At nearly 10 inches by 12 inches, Africa, Amazing Africa Country by Country, written by Atinuke and beautifully illustrated by Mouni Feddag, is the perfect coffee table book. But this book is so much more than a visual treat: it’s a lyrical and engaging nonfiction homage to Africa’s diversity of people, traditions, animals, and landscapes that is sure to delight children and adults alike. With its brightly colored maps, wealth of fascinating information, and a helpful index, it’s “an essential addition to every young reader’s library and (an) absolutely triumph” (from the book jacket.
From the introduction alone, I learned that Africa is comprised of at least 55 countries – a number that’s impossible to pinpoint because of ongoing struggles for independence. I also learned that Africa is a mix of modern innovations and ancient traditions, of “mega-cities with skyscrapers and highways” (page 5) and “shantytowns made out of cardboard and corrugated iron” (page 6) . Africa is so vast and changeable, this book is a snapshot. And a glorious one it is!
In Angola’s capital city of Luanda, “skyscrapers overlook palm trees and big white yachts in the bay.” But “outside the city is the rain forest: a place where the forest people tread silently with their spears and arrows…thick with trees that help our planet to breathe” (page 10). The page on Botswana showcases the wildly disparate goals and lifestyles of the diverse inhabitants, from millionaires who prize diamonds to nomadic San people who prize freedom above all else. One village holds a white rhino sanctuary, and black rhinos were extinct until one wandered in from nearby Zimbabwe.

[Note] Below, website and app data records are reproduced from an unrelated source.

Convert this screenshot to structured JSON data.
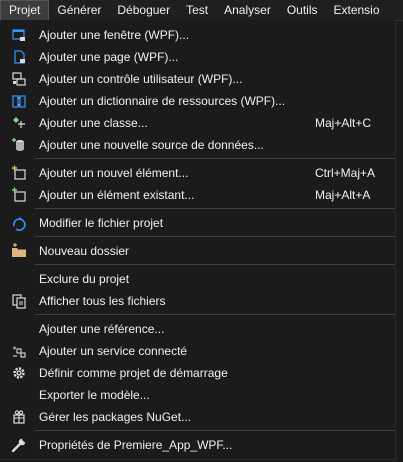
{
  "menubar": {
    "items": [
      "Projet",
      "Générer",
      "Déboguer",
      "Test",
      "Analyser",
      "Outils",
      "Extensio"
    ]
  },
  "menu": {
    "items": [
      {
        "label": "Ajouter une fenêtre (WPF)...",
        "shortcut": "",
        "icon": "window-add-icon"
      },
      {
        "label": "Ajouter une page (WPF)...",
        "shortcut": "",
        "icon": "page-add-icon"
      },
      {
        "label": "Ajouter un contrôle utilisateur (WPF)...",
        "shortcut": "",
        "icon": "user-control-icon"
      },
      {
        "label": "Ajouter un dictionnaire de ressources (WPF)...",
        "shortcut": "",
        "icon": "resource-dictionary-icon"
      },
      {
        "label": "Ajouter une classe...",
        "shortcut": "Maj+Alt+C",
        "icon": "class-icon"
      },
      {
        "label": "Ajouter une nouvelle source de données...",
        "shortcut": "",
        "icon": "data-source-icon"
      },
      {
        "label": "Ajouter un nouvel élément...",
        "shortcut": "Ctrl+Maj+A",
        "icon": "new-item-icon"
      },
      {
        "label": "Ajouter un élément existant...",
        "shortcut": "Maj+Alt+A",
        "icon": "existing-item-icon"
      },
      {
        "label": "Modifier le fichier projet",
        "shortcut": "",
        "icon": "refresh-icon"
      },
      {
        "label": "Nouveau dossier",
        "shortcut": "",
        "icon": "new-folder-icon"
      },
      {
        "label": "Exclure du projet",
        "shortcut": "",
        "icon": ""
      },
      {
        "label": "Afficher tous les fichiers",
        "shortcut": "",
        "icon": "show-all-files-icon"
      },
      {
        "label": "Ajouter une référence...",
        "shortcut": "",
        "icon": ""
      },
      {
        "label": "Ajouter un service connecté",
        "shortcut": "",
        "icon": "connected-service-icon"
      },
      {
        "label": "Définir comme projet de démarrage",
        "shortcut": "",
        "icon": "gear-icon"
      },
      {
        "label": "Exporter le modèle...",
        "shortcut": "",
        "icon": ""
      },
      {
        "label": "Gérer les packages NuGet...",
        "shortcut": "",
        "icon": "nuget-icon"
      },
      {
        "label": "Propriétés de Premiere_App_WPF...",
        "shortcut": "",
        "icon": "wrench-icon"
      }
    ]
  },
  "colors": {
    "background": "#1b1b1c",
    "menubar_background": "#1f1f1f",
    "text": "#f1f1f1",
    "separator": "#3f3f46",
    "accent_blue": "#3794ff",
    "folder_yellow": "#dcb67a",
    "green": "#89d185"
  }
}
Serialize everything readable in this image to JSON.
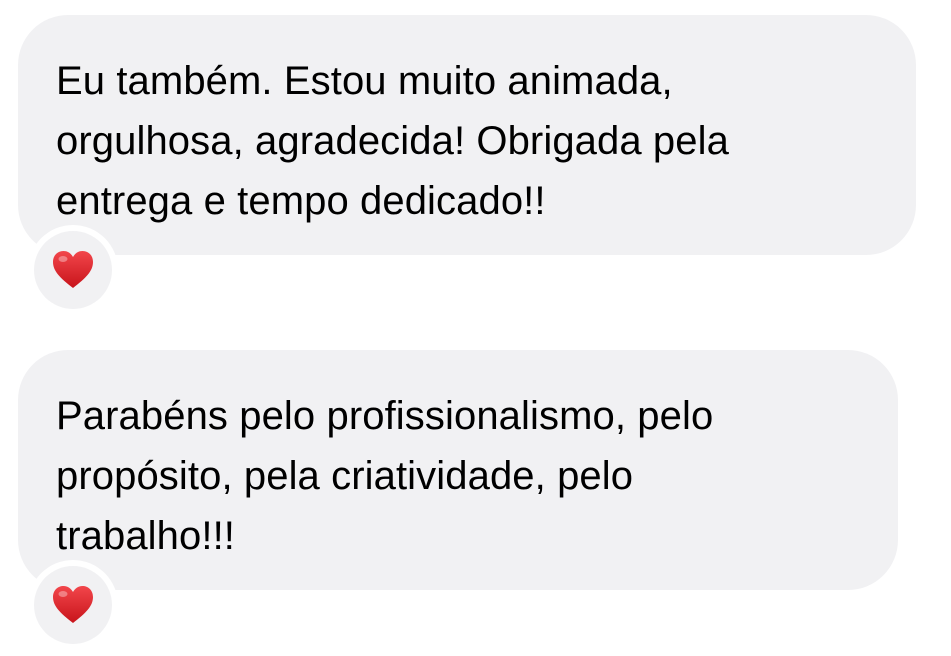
{
  "messages": [
    {
      "lines": [
        "Eu também. Estou muito animada,",
        "orgulhosa, agradecida! Obrigada pela",
        "entrega e tempo dedicado!!"
      ],
      "reaction": "heart-icon"
    },
    {
      "lines": [
        "Parabéns pelo profissionalismo, pelo",
        "propósito, pela criatividade, pelo",
        "trabalho!!!"
      ],
      "reaction": "heart-icon"
    }
  ],
  "colors": {
    "bubble": "#f1f1f3",
    "text": "#000000",
    "heart": "#e0242a"
  }
}
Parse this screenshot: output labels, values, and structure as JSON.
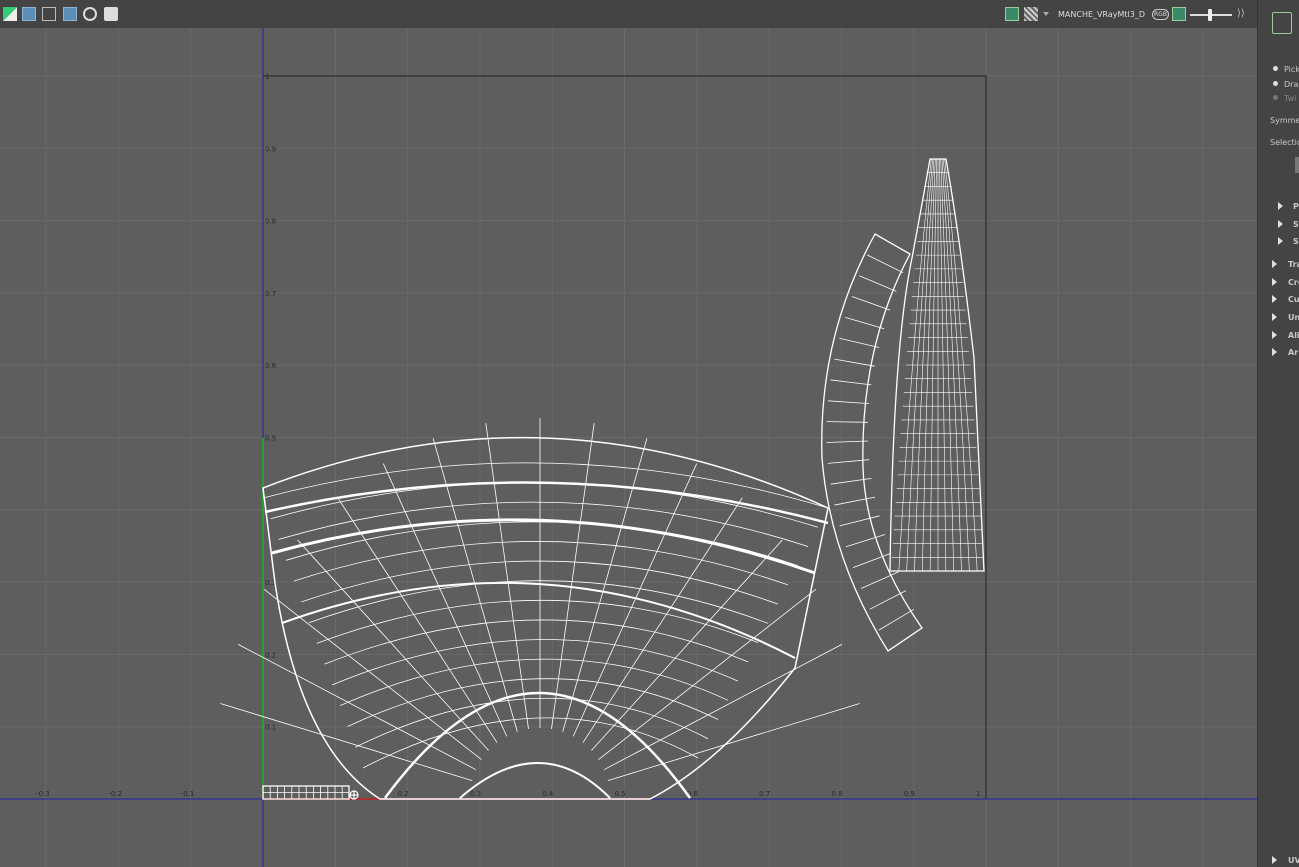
{
  "toolbar": {
    "material_name": "MANCHE_VRayMtl3_D",
    "rgb_badge": "RGB"
  },
  "uv_editor": {
    "axis_labels_x": [
      "-0.3",
      "-0.2",
      "-0.1",
      "0.2",
      "0.3",
      "0.4",
      "0.5",
      "0.6",
      "0.7",
      "0.8",
      "0.9",
      "1"
    ],
    "axis_labels_y": [
      "1",
      "0.9",
      "0.8",
      "0.7",
      "0.6",
      "0.5",
      "0.3",
      "0.2",
      "0.1"
    ]
  },
  "side_panel": {
    "radios": [
      {
        "label": "Pick",
        "enabled": true
      },
      {
        "label": "Dra",
        "enabled": true
      },
      {
        "label": "Twi",
        "enabled": false
      }
    ],
    "symmetry_label": "Symme",
    "selection_label": "Selectio",
    "collapsed_sections": [
      "Pi",
      "Se",
      "Se",
      "Tra",
      "Cre",
      "Cu",
      "Un",
      "Ali",
      "Ar"
    ],
    "bottom_section": "UV"
  }
}
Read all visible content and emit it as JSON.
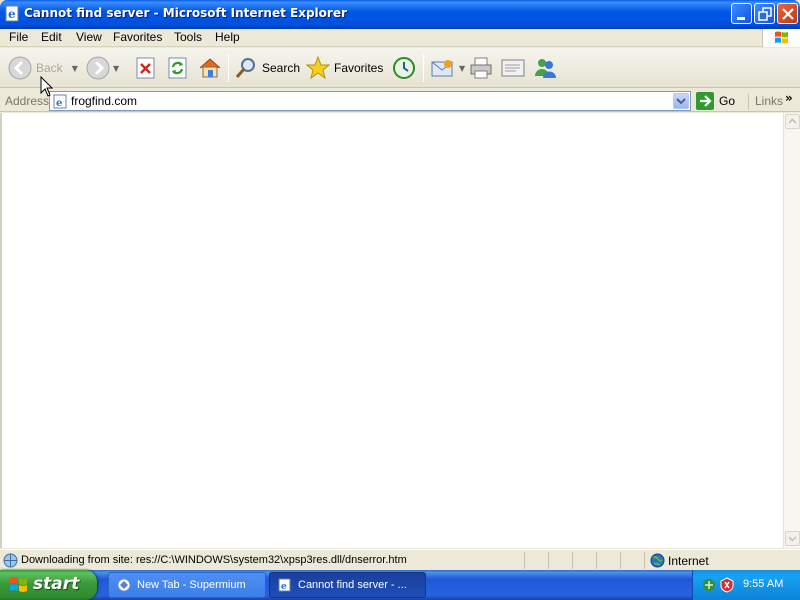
{
  "window": {
    "title": "Cannot find server - Microsoft Internet Explorer"
  },
  "menu": [
    "File",
    "Edit",
    "View",
    "Favorites",
    "Tools",
    "Help"
  ],
  "toolbar": {
    "back_label": "Back",
    "search_label": "Search",
    "favorites_label": "Favorites"
  },
  "address": {
    "label": "Address",
    "value": "frogfind.com",
    "go_label": "Go",
    "links_label": "Links"
  },
  "status": {
    "text": "Downloading from site: res://C:\\WINDOWS\\system32\\xpsp3res.dll/dnserror.htm",
    "zone": "Internet"
  },
  "taskbar": {
    "start_label": "start",
    "tasks": [
      {
        "label": "New Tab - Supermium"
      },
      {
        "label": "Cannot find server - ..."
      }
    ],
    "clock": "9:55 AM"
  },
  "icons": {
    "back": "back-arrow-icon",
    "forward": "forward-arrow-icon",
    "stop": "stop-icon",
    "refresh": "refresh-icon",
    "home": "home-icon",
    "search": "search-icon",
    "favorites": "favorites-star-icon",
    "history": "history-icon",
    "mail": "mail-icon",
    "print": "print-icon",
    "edit": "edit-icon",
    "messenger": "messenger-icon"
  },
  "colors": {
    "titlebar": "#0058e6",
    "start": "#3a9a3a",
    "taskbar": "#2663e0"
  }
}
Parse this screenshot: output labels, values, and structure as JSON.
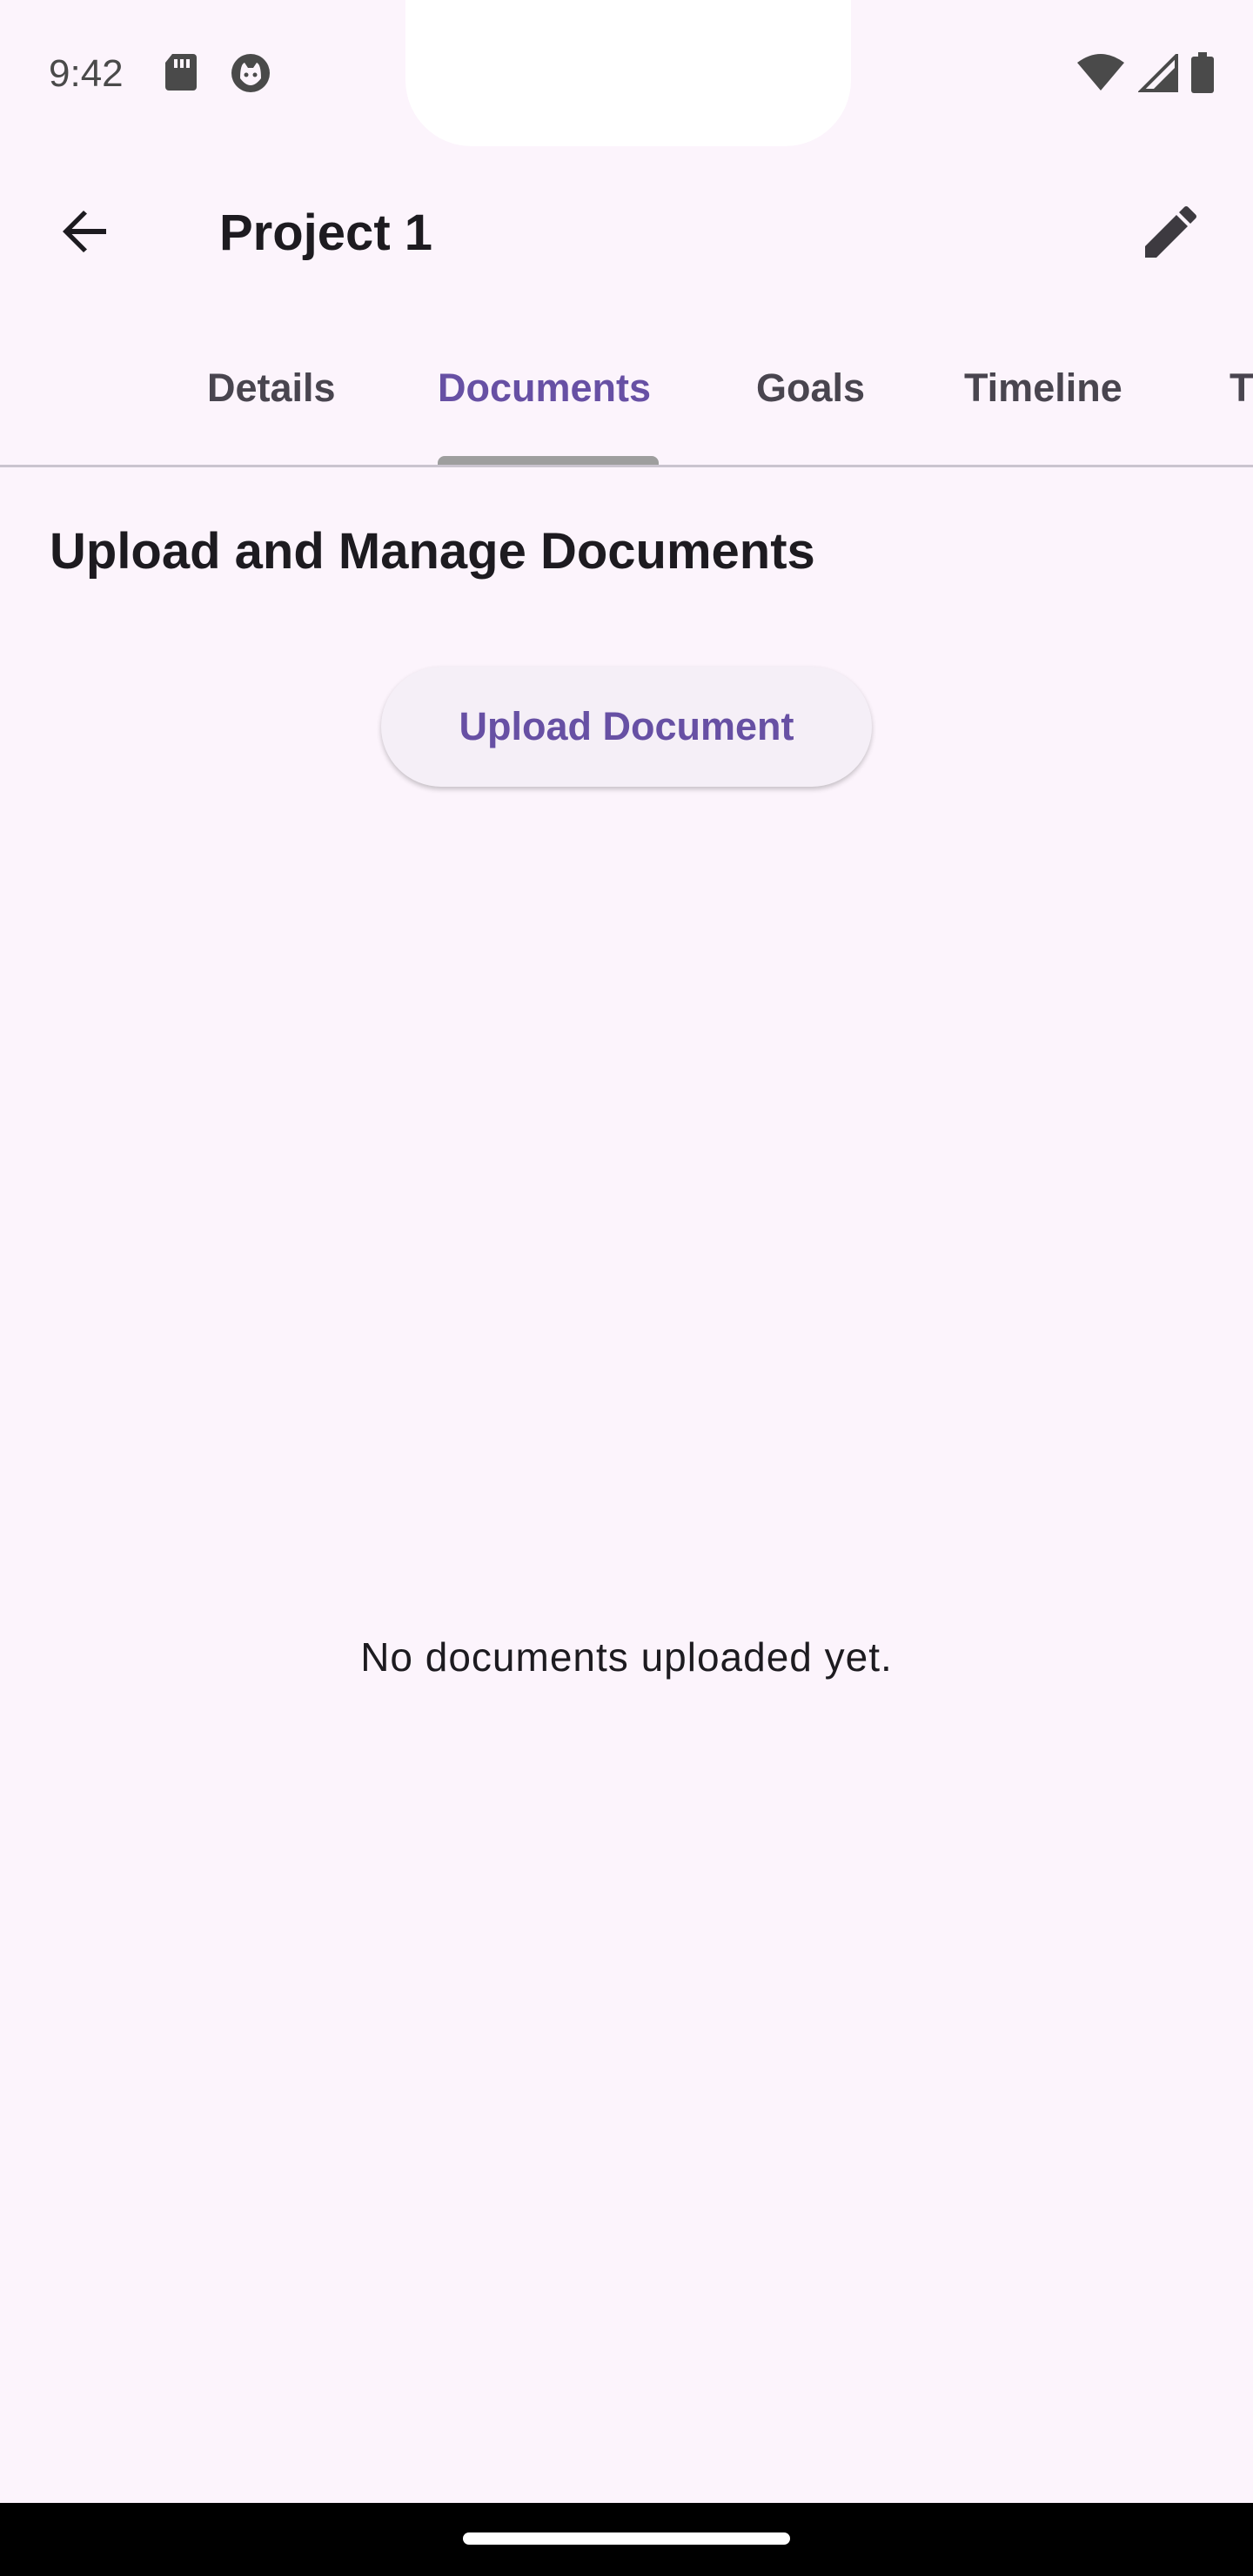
{
  "status_bar": {
    "time": "9:42",
    "icons_left": [
      "sd-card-icon",
      "cat-face-icon"
    ],
    "icons_right": [
      "wifi-icon",
      "cell-signal-icon",
      "battery-icon"
    ]
  },
  "app_bar": {
    "title": "Project 1",
    "back_icon": "arrow-back-icon",
    "edit_icon": "pencil-icon"
  },
  "tabs": [
    {
      "label": "Details",
      "active": false
    },
    {
      "label": "Documents",
      "active": true
    },
    {
      "label": "Goals",
      "active": false
    },
    {
      "label": "Timeline",
      "active": false
    },
    {
      "label": "T",
      "active": false
    }
  ],
  "content": {
    "heading": "Upload and Manage Documents",
    "upload_button": "Upload Document",
    "empty_message": "No documents uploaded yet."
  },
  "colors": {
    "background": "#fcf4fc",
    "accent": "#6750a4",
    "text_primary": "#1d1b20",
    "text_secondary": "#49454f"
  }
}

In Zambia, people are talented at carrying all manner of heavy things on their heads, while in Burundi, boys learn how to play the giant drums they balance on THEIR heads, all while dancing and doing acrobatic moves. Eritrea contains many rain and grass-chasing nomads – some of whom now rely on GPS and cell phone apps to find the best locations. Kenya is a popular safari spot for many, but did you know it’s also a melting pot of people from all around the world? Tanzania is known for spices and safari animals, plus a fair number of hungry crocodiles: my son signed up to participate in a service trip there in his junior year of high school, helping out a Masai village. Alas, the trip was canceled due to COVID, but I know he very much still wants to go.
Each country is amazingly unique, and I love how Atinuke highlights the diversity often found within a single country. Religions, hairstyles, languages, clothing, and markets are also covered in this wondrous book. I can’t imagine any child (or adult) who wouldn’t enjoy discovering all these interesting facts. No doubt after reading this, many families will start planning African vacations. Trust me, I’ll be hitching along.
Atinuke, who was born in Nigeria and now lives in Wales, began her career as an oral storyteller and has written many delightful books for children. Check out her fascinating interview on the Walker Books website by clicking here. I previously reviewed Atinuke’s charming B is for Baby, illustrated by Angela Brooksbank on April 26, 2019. Click here to access that post.